According to Sir Isaac Newton’s theory of Universal Gravitation, gravity is an action at a distance, where one object feels the influence of another regardless of distance. This became a central feature of Classical Newtonian Physics that remained the accepted canon for over two hundred years. By the 20th century, Einstein began reconceptualizing gravity with his theory of General Relativity, where gravity alters the curvature of local spacetime. From this, we get the principle of locality, which states that an object is directly influenced by its surroundings, and distant objects cannot communicate instantaneously.
However, the birth of quantum mechanics has caused yet another conceptualization, as physicists discovered that non-local phenomena not only exist but are fundamental to reality as we know it. This includes quantum entanglement, where the properties of one particle can be transferred to another instantaneously and regardless of distance. In a new study by the International School for Advanced Studies (SISSA) in Trieste, Italy, a team of researchers suggests that Dark Matter might interact with gravity in a non-local way.
In their pursuit of understanding cosmic evolution, scientists rely on a two-pronged approach. Using advanced instruments, astronomical surveys attempt to look farther and farther into space (and back in time) to study the earliest periods of the Universe. At the same time, scientists create simulations that attempt to model how the Universe has evolved based on our understanding of physics. When the two match, astrophysicists and cosmologists know they are on the right track!

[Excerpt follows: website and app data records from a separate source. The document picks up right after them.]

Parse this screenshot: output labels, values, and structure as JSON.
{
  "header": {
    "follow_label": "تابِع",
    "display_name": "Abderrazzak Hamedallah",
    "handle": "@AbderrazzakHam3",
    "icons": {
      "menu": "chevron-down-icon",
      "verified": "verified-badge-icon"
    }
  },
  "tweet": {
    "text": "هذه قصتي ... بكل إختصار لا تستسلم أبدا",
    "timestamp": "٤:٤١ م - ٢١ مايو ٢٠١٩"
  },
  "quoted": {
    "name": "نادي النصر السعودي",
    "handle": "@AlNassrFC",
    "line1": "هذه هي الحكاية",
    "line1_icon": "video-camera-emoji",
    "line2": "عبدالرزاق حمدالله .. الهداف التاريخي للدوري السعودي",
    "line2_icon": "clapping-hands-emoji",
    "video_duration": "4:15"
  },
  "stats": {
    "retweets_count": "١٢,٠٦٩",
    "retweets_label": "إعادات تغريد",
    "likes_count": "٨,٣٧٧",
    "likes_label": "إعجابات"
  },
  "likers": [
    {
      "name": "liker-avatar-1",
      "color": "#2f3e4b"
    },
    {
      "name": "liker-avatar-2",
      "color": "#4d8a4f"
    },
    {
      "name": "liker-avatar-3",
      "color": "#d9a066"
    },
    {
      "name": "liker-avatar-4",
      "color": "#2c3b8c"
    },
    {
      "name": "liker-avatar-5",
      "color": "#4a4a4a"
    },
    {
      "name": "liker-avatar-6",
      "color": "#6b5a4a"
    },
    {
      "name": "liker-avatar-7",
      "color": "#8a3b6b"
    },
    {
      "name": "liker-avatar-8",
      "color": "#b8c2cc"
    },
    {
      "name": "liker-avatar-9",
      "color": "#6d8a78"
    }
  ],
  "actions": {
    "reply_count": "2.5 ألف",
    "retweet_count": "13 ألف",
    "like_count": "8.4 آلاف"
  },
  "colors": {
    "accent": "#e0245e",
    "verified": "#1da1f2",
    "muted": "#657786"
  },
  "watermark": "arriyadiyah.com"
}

In recent years, increasingly-detailed simulations have been made using increasingly sophisticated supercomputers, which have yielded increasingly accurate results. Recently, an international team of researchers led by the University of Helsinki conducted the most accurate simulations to date. Known as SIBELIUS-DARK, these simulations accurately predicted the evolution of our corner of the cosmos from the Big Bang to the present day.
Do you have a few minutes to spare and a thirst for knowledge about one of the greater mysteries of the Universe? Then head on over to ArsTechnica and check out the new series they’re releasing titled Edge of Knowledge, starring none other than Dr. Paul Sutter. In what promises to be an enlightening journey, Dr. Sutter will guide viewers through an eight-episode miniseries that explores the mysteries of the cosmos, such as black holes, the future of climate change, the origins of life, and (for their premiere episode) Dark Matter!
As far as astrophysicists and cosmologists are concerned, Dark Matter is one of the most enduring, frustrating, and confusing mysteries ever! Then, one must wonder why scientists are working so tirelessly to track it down? The short answer is: the most widely accepted theories of the Universe don’t make sense without out. The long answer is… it’s both complicated and long! Luckily, Dr. Sutter manages to sum it all up in less than 15 minutes. As an accomplished physicist, he also explains why it is so important that we track Dark Matter down!
To put it simply, Dark Matter is not only believed to make up the bulk of the Universe’s mass but also acts as the scaffolding on which galaxies are built. But to find evidence of this mysterious, invisible mass, scientists are forced to rely on indirect methods similar to the ones used to study black holes. Essentially, they measure how the presence of Dark Matter affects stars and galaxies in its vicinity.
Since the “Golden Age of General Relativity” in the 1960s, scientists have held that much of the Universe consists of a mysterious invisible mass known as “Dark Matter“. Since then, scientists have attempted to resolve this mystery with a double-pronged approach. On the one hand, astrophysicists have attempted to find a candidate particle that could account for this mass.
On the other, astrophysicists have tried to find a theoretical basis that could explain Dark Matter’s behavior. So far, the debate has centered on the question of whether it is “hot” or “cold”, with cold enjoying an edge because of its relative simplicity. However, a new study conducted led by the Harvard-Smithsonian Center for Astrophysics (CfA) revits the idea that Dark Matter might actually be “warm”.